Challenge Convention to Win the Game
The other evening I switched on the TV and the HBO show Real Sports with Bryant Gumbel was currently airing. I’m not a regular watcher, but the story they were reporting, “Between the Numbers”, caught my interest and spurred several more general insights to my mind in its wake.
In a nutshell, the story described Pulaski Academy football head coach Kevin Kelley’s unconventional approach towards several types of play, and the (seemingly) surprising amount of success his Bruins have been enjoying as a result. Good with numbers, much of Kelley’s thinking and playbook are driven by the statistics and odds within the game. The data, he suggests, show that often teams are simply giving up the ball too easily. Cases in point: the tendency to near-automatically punt on fourth down and to always send return kicks deep. Instead, Kelley coaches his team that:
Every Kick is Onside
The rationale: even if they don’t immediately recover the ball, on average this tactic only gives up 14 yards, and giving up this yardage for a chance at what amounts to essentially a turnover (without the time and effort of defending, mind you) is well worth the risk. It all comes down to recognizing an acceptable level of risk for the possibility of an immediate and significant advantage. Additionally, his opponents now have to devote time and effort practicing to defend against this strategy, and that ends up hurting them in other areas.
On Fourth Down, Go For It
Kelley refers to punting as “offensive failure”. His argument? Winning in football (contrary to what many coaches would argue) is about making touchdowns, not about field position. Secondarily, it’s about getting first downs — and really that’s just to maintain control of the ball in order to continue getting touchdowns. Further, even if his team is near their own goal line and punts, in addition to giving up the ball to their opponents there is still more than a 75% chance the other team will score even after the ball has been moved downfield 30-40 yards. By going for it on fourth down, he actually has better odds (50/50) of maintaining possession and avoiding that potential negative outcome.
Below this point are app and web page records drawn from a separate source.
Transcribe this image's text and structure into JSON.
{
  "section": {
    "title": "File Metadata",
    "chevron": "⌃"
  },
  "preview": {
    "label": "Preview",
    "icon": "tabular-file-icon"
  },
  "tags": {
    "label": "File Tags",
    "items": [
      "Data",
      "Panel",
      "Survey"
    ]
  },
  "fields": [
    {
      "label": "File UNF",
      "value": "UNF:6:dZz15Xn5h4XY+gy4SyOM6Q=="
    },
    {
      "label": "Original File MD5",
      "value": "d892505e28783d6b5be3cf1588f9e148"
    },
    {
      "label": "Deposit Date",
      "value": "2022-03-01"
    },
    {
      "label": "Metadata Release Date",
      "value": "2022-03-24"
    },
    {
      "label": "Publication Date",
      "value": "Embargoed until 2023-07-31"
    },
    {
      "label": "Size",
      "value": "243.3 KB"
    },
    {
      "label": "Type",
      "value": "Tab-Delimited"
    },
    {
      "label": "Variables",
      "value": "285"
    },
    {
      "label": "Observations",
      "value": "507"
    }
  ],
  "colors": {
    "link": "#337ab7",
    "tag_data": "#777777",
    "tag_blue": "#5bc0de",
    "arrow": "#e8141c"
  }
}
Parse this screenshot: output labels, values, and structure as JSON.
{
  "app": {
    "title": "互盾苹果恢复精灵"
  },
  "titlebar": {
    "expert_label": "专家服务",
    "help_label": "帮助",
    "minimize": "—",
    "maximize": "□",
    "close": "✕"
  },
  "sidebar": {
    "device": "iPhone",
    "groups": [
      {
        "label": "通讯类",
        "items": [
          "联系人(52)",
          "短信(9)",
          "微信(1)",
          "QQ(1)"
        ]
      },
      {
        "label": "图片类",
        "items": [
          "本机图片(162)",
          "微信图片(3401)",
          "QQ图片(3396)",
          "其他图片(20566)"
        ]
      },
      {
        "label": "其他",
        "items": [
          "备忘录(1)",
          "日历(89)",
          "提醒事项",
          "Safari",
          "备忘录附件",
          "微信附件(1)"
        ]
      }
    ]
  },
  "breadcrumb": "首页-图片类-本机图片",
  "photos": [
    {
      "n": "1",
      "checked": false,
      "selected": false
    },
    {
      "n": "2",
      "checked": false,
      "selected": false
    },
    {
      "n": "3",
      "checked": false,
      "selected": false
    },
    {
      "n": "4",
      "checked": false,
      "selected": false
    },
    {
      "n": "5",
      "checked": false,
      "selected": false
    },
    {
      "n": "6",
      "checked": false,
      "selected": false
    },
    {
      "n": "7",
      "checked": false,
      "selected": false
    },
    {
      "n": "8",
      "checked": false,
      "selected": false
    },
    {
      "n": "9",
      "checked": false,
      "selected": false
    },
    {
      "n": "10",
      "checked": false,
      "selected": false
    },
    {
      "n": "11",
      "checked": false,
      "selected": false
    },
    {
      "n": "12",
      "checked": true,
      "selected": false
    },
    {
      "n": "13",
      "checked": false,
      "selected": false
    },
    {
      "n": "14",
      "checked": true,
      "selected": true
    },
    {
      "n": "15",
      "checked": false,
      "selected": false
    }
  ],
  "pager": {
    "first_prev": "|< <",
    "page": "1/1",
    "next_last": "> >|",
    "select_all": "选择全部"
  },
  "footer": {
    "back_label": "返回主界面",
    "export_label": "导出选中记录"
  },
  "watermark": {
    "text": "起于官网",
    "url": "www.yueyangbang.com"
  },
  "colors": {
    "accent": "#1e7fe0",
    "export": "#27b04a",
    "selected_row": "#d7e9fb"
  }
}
Don’t Field Received Punts
Coach’s thinking here: “We have already accomplished what we needed to accomplish: we’ve stopped your offense, you are giving us the ball, and there are too many things which could go wrong if we did field the kick.” By not fielding the reception, he still has a known (safe) outcome: his team has possession.
While coach Kelley’s arguments are intriguing, his enthusiasm about this approach contagious, and there is no denying that his team has a great record to show for it, I was struck by some maxims that would seem common sense if presented in a business forum:
Question the Traditional
First and foremost, don’t simply accept the status-quo just because it’s “the way it’s always been done”. While standard patterns and practices may be successful, don’t stop examining, analyzing, and asking if there isn’t a better way to do things — that’s where real innovation and unexpected success can be found. This doesn’t mean to simply upset the applecart because you can though; use all the available information to make reasoned choices based on the analysis.
Look at the Data (Your Gut May Be Wrong)
One point raised in the story was that the tendency to not “go for it” on fourth down might come more from psychology and our fear of loss overriding our recognizing the potential gains to be had. Don’t let “gut feelings” cause you to be overly risk-averse; take a dispassionate look at what the data is telling you and risk when it makes sense — because sometimes our guts are simply full of sh*t.
Know When to Risk (and When Not To)
All of the Bruins unconventional practices are based on simply understanding enough of the odds and patterns to know when risking makes sense and when it does not. It’s like a Vegas blackjack card counter — by knowing what the odds are at any moment based on the data analysis, the risk/reward balance can be tipped in your favor and yield great returns over the long run.
Analyze, Yes — But You Still Have to Have Talent
While coach Kelley is using data analysis to inform his decisions, the team wouldn’t be winning if they didn’t first have some terrific football players. The statistics can point at improvements to be made or a new approach, but to achieve a lasting success you have to have capability and focus first.